*** Block opens ***

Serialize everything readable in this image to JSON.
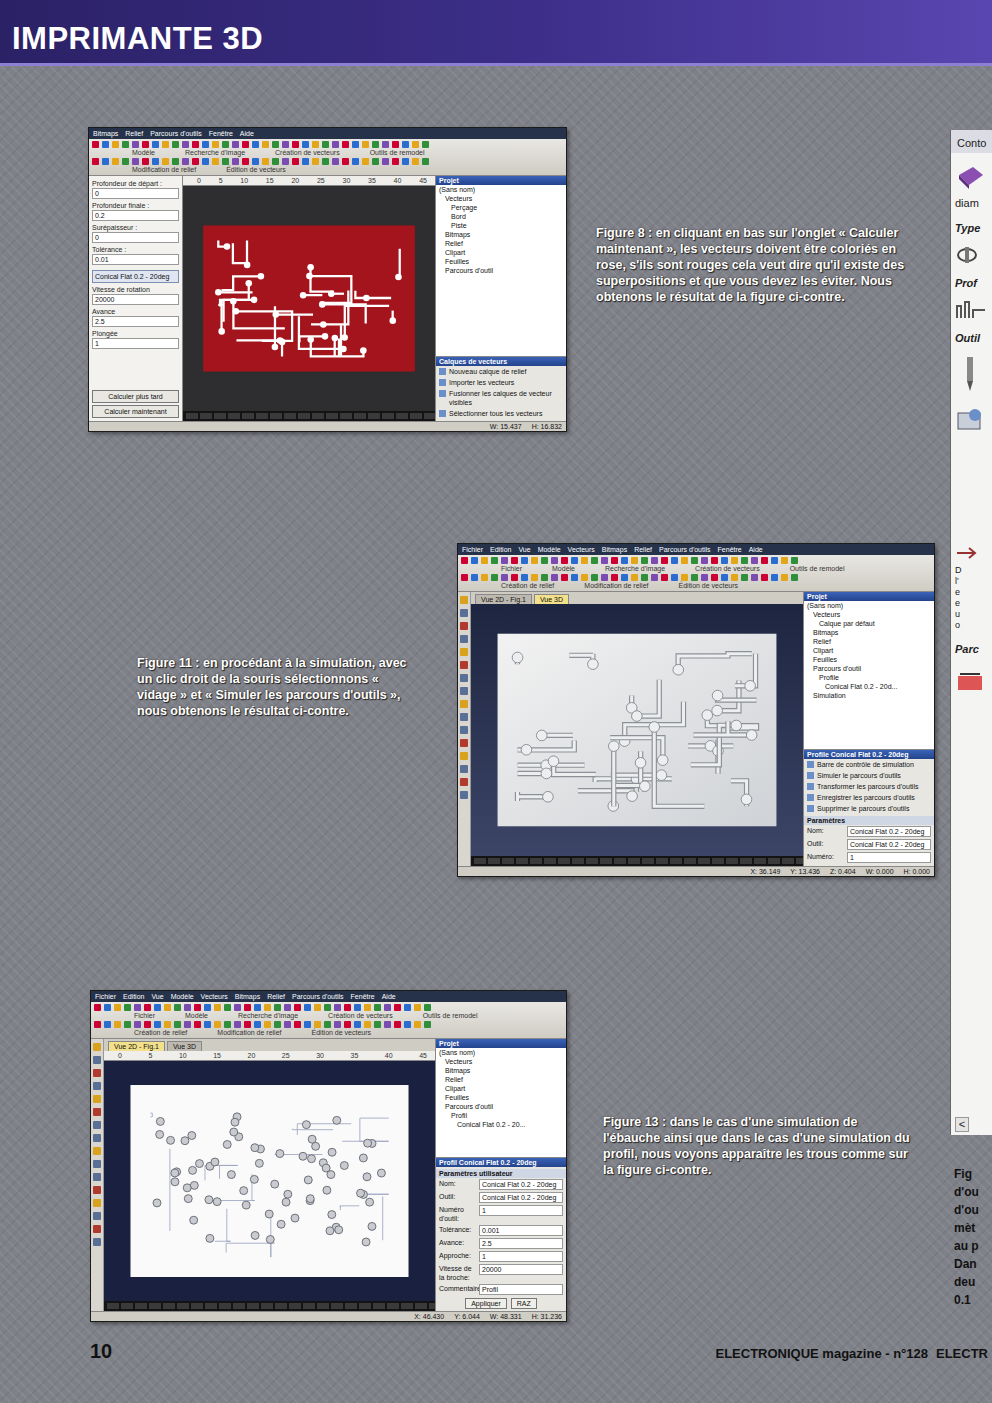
{
  "header": {
    "title": "IMPRIMANTE 3D"
  },
  "figures": [
    {
      "caption": "Figure 8 : en cliquant en bas sur l'onglet « Calculer maintenant », les vecteurs doivent être coloriés en rose, s'ils sont rouges cela veut dire qu'il existe des superpositions et que vous devez les éviter. Nous obtenons le résultat de la figure ci-contre.",
      "screen": {
        "menu": [
          "Bitmaps",
          "Relief",
          "Parcours d'outils",
          "Fenêtre",
          "Aide"
        ],
        "toolbar_labels": [
          "Modèle",
          "Recherche d'image",
          "Création de vecteurs",
          "Outils de remodel"
        ],
        "toolbar_labels_2": [
          "Modification de relief",
          "Édition de vecteurs"
        ],
        "left_toolbar": false,
        "form": {
          "fields": [
            {
              "label": "Profondeur de départ :",
              "value": "0"
            },
            {
              "label": "Profondeur finale :",
              "value": "0.2"
            },
            {
              "label": "Surépaisseur :",
              "value": "0"
            },
            {
              "label": "Tolérance :",
              "value": "0.01"
            }
          ],
          "tool": "Conical Flat 0.2 - 20deg",
          "tool_fields": [
            {
              "label": "Vitesse de rotation",
              "value": "20000"
            },
            {
              "label": "Avance",
              "value": "2.5"
            },
            {
              "label": "Plongée",
              "value": "1"
            }
          ],
          "buttons": [
            "Calculer plus tard",
            "Calculer maintenant"
          ]
        },
        "tabs": [],
        "ruler": [
          "0",
          "5",
          "10",
          "15",
          "20",
          "25",
          "30",
          "35",
          "40",
          "45"
        ],
        "canvas": {
          "kind": "vector"
        },
        "palette_strip": true,
        "tree_title": "Projet",
        "tree": [
          {
            "text": "(Sans nom)",
            "depth": 0
          },
          {
            "text": "Vecteurs",
            "depth": 1
          },
          {
            "text": "Perçage",
            "depth": 2
          },
          {
            "text": "Bord",
            "depth": 2
          },
          {
            "text": "Piste",
            "depth": 2
          },
          {
            "text": "Bitmaps",
            "depth": 1
          },
          {
            "text": "Relief",
            "depth": 1
          },
          {
            "text": "Clipart",
            "depth": 1
          },
          {
            "text": "Feuilles",
            "depth": 1
          },
          {
            "text": "Parcours d'outil",
            "depth": 1
          }
        ],
        "panel": {
          "title": "Calques de vecteurs",
          "items": [
            "Nouveau calque de relief",
            "Importer les vecteurs",
            "Fusionner les calques de vecteur visibles",
            "Sélectionner tous les vecteurs"
          ],
          "fields": [],
          "section": "",
          "buttons": []
        },
        "status": [
          "W: 15.437",
          "H: 16.832"
        ]
      }
    },
    {
      "caption": "Figure 11 : en procédant à la simulation, avec un clic droit de la souris sélectionnons « vidage » et « Simuler les parcours d'outils », nous obtenons le résultat ci-contre.",
      "screen": {
        "menu": [
          "Fichier",
          "Edition",
          "Vue",
          "Modèle",
          "Vecteurs",
          "Bitmaps",
          "Relief",
          "Parcours d'outils",
          "Fenêtre",
          "Aide"
        ],
        "toolbar_labels": [
          "Fichier",
          "Modèle",
          "Recherche d'image",
          "Création de vecteurs",
          "Outils de remodel"
        ],
        "toolbar_labels_2": [
          "Création de relief",
          "Modification de relief",
          "Édition de vecteurs"
        ],
        "left_toolbar": true,
        "form": null,
        "tabs": [
          {
            "label": "Vue 2D - Fig.1",
            "selected": false
          },
          {
            "label": "Vue 3D",
            "selected": true
          }
        ],
        "ruler": [],
        "canvas": {
          "kind": "relief"
        },
        "palette_strip": true,
        "tree_title": "Projet",
        "tree": [
          {
            "text": "(Sans nom)",
            "depth": 0
          },
          {
            "text": "Vecteurs",
            "depth": 1
          },
          {
            "text": "Calque par défaut",
            "depth": 2
          },
          {
            "text": "Bitmaps",
            "depth": 1
          },
          {
            "text": "Relief",
            "depth": 1
          },
          {
            "text": "Clipart",
            "depth": 1
          },
          {
            "text": "Feuilles",
            "depth": 1
          },
          {
            "text": "Parcours d'outil",
            "depth": 1
          },
          {
            "text": "Profile",
            "depth": 2
          },
          {
            "text": "Conical Flat 0.2 - 20d...",
            "depth": 3
          },
          {
            "text": "Simulation",
            "depth": 1
          }
        ],
        "panel": {
          "title": "Profile Conical Flat 0.2 - 20deg",
          "items": [
            "Barre de contrôle de simulation",
            "Simuler le parcours d'outils",
            "Transformer les parcours d'outils",
            "Enregistrer les parcours d'outils",
            "Supprimer le parcours d'outils"
          ],
          "fields": [
            {
              "label": "Nom:",
              "value": "Conical Flat 0.2 - 20deg"
            },
            {
              "label": "Outil:",
              "value": "Conical Flat 0.2 - 20deg"
            },
            {
              "label": "Numéro:",
              "value": "1"
            }
          ],
          "section": "Paramètres",
          "buttons": []
        },
        "status": [
          "X: 36.149",
          "Y: 13.436",
          "Z: 0.404",
          "W: 0.000",
          "H: 0.000"
        ]
      }
    },
    {
      "caption": "Figure 13 : dans le cas d'une simulation de l'ébauche ainsi que dans le cas d'une simulation du profil, nous voyons apparaître les trous comme sur la figure ci-contre.",
      "screen": {
        "menu": [
          "Fichier",
          "Edition",
          "Vue",
          "Modèle",
          "Vecteurs",
          "Bitmaps",
          "Relief",
          "Parcours d'outils",
          "Fenêtre",
          "Aide"
        ],
        "toolbar_labels": [
          "Fichier",
          "Modèle",
          "Recherche d'image",
          "Création de vecteurs",
          "Outils de remodel"
        ],
        "toolbar_labels_2": [
          "Création de relief",
          "Modification de relief",
          "Édition de vecteurs"
        ],
        "left_toolbar": true,
        "form": null,
        "tabs": [
          {
            "label": "Vue 2D - Fig.1",
            "selected": true
          },
          {
            "label": "Vue 3D",
            "selected": false
          }
        ],
        "ruler": [
          "0",
          "5",
          "10",
          "15",
          "20",
          "25",
          "30",
          "35",
          "40",
          "45"
        ],
        "canvas": {
          "kind": "holes"
        },
        "palette_strip": true,
        "tree_title": "Projet",
        "tree": [
          {
            "text": "(Sans nom)",
            "depth": 0
          },
          {
            "text": "Vecteurs",
            "depth": 1
          },
          {
            "text": "Bitmaps",
            "depth": 1
          },
          {
            "text": "Relief",
            "depth": 1
          },
          {
            "text": "Clipart",
            "depth": 1
          },
          {
            "text": "Feuilles",
            "depth": 1
          },
          {
            "text": "Parcours d'outil",
            "depth": 1
          },
          {
            "text": "Profil",
            "depth": 2
          },
          {
            "text": "Conical Flat 0.2 - 20...",
            "depth": 3
          }
        ],
        "panel": {
          "title": "Profil Conical Flat 0.2 - 20deg",
          "items": [],
          "fields": [
            {
              "label": "Nom:",
              "value": "Conical Flat 0.2 - 20deg"
            },
            {
              "label": "Outil:",
              "value": "Conical Flat 0.2 - 20deg"
            },
            {
              "label": "Numéro d'outil:",
              "value": "1"
            },
            {
              "label": "Tolérance:",
              "value": "0.001"
            },
            {
              "label": "Avance:",
              "value": "2.5"
            },
            {
              "label": "Approche:",
              "value": "1"
            },
            {
              "label": "Vitesse de la broche:",
              "value": "20000"
            },
            {
              "label": "Commentaire:",
              "value": "Profil"
            }
          ],
          "section": "Paramètres utilisateur",
          "buttons": [
            "Appliquer",
            "RAZ"
          ]
        },
        "status": [
          "X: 46.430",
          "Y: 6.044",
          "W: 48.331",
          "H: 31.236"
        ]
      }
    }
  ],
  "next_page": {
    "panel_items": [
      {
        "text": "Conto",
        "kind": "title"
      },
      {
        "text": "diam",
        "kind": "text"
      },
      {
        "text": "Type",
        "kind": "heading"
      },
      {
        "text": "Prof",
        "kind": "heading"
      },
      {
        "text": "Outil",
        "kind": "heading"
      },
      {
        "text": "D",
        "kind": "letter"
      },
      {
        "text": "l'",
        "kind": "letter"
      },
      {
        "text": "e",
        "kind": "letter"
      },
      {
        "text": "e",
        "kind": "letter"
      },
      {
        "text": "u",
        "kind": "letter"
      },
      {
        "text": "o",
        "kind": "letter"
      },
      {
        "text": "Parc",
        "kind": "heading"
      },
      {
        "text": "<",
        "kind": "scroll"
      }
    ],
    "caption_lines": [
      "Fig",
      "d'ou",
      "d'ou",
      "mèt",
      "au p",
      "Dan",
      "deu",
      "0.1"
    ]
  },
  "footer": {
    "page_number": "10",
    "magazine": "ELECTRONIQUE magazine - n°128",
    "next_magazine": "ELECTR"
  }
}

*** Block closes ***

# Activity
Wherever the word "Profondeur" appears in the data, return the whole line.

# Problem solution
              "label": "Profondeur de départ :",
              "label": "Profondeur finale :",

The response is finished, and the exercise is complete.